It privileges, inter alia, the interests of boys and men over the bodily integrity, autonomy, and dignity of girls and women.
In addition to sparing their lives, Kruger offered the prisoners better food and other privileges for their hard work.
But they were challenging many other leaders at the court who wanted to retain their privileges.
Entry into the United States and the granting of citizenship are privileges, not rights—something we sometimes we seem to forget.
“We did not rescue Marcus for money or privileges,” Gulab says.
You have privileges, each of you, which no fellow-subject is permitted to invade.
And I used 'em like they had the ordinary rights and privileges of human beings.
But these are all privileges; you were going to tell me about duties, were you not?
Mrs. Makebelieve has and holds all the privileges of the poor and the lonely.
Even the omnipotent Czar respects the privileges of the place.

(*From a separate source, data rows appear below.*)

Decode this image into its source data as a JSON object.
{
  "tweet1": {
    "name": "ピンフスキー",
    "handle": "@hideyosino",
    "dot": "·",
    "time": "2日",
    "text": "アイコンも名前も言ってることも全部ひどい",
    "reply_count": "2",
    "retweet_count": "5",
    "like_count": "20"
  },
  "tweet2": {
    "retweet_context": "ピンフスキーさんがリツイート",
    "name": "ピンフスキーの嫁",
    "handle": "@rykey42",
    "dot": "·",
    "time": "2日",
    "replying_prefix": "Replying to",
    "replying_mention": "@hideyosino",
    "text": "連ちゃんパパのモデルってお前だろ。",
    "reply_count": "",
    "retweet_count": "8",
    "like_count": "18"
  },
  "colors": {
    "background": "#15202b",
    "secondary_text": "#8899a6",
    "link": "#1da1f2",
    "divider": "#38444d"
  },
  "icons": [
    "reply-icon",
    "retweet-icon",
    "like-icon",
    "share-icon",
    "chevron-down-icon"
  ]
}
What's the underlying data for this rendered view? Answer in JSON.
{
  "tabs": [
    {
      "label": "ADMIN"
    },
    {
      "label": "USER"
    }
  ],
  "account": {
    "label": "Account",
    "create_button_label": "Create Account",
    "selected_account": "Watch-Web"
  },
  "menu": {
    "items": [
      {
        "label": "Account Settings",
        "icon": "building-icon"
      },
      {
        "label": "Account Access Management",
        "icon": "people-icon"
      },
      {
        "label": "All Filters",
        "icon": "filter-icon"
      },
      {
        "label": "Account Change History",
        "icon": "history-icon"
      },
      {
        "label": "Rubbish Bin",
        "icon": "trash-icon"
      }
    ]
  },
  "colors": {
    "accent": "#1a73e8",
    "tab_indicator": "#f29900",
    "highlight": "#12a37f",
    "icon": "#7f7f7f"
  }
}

mid-12c. "grant, commission" (recorded earlier in Old English, but as a Latin word), from Old French privilege "right, priority, privilege" (12c.) and directly from Latin privilegium "law applying to one person, bill of law in favor of or against an individual," later "privilege," from privus "individual" (see private (adj.)) + lex (genitive legis) "law" (see legal (adj.)). Meaning "advantage granted" is from mid-14c. in English.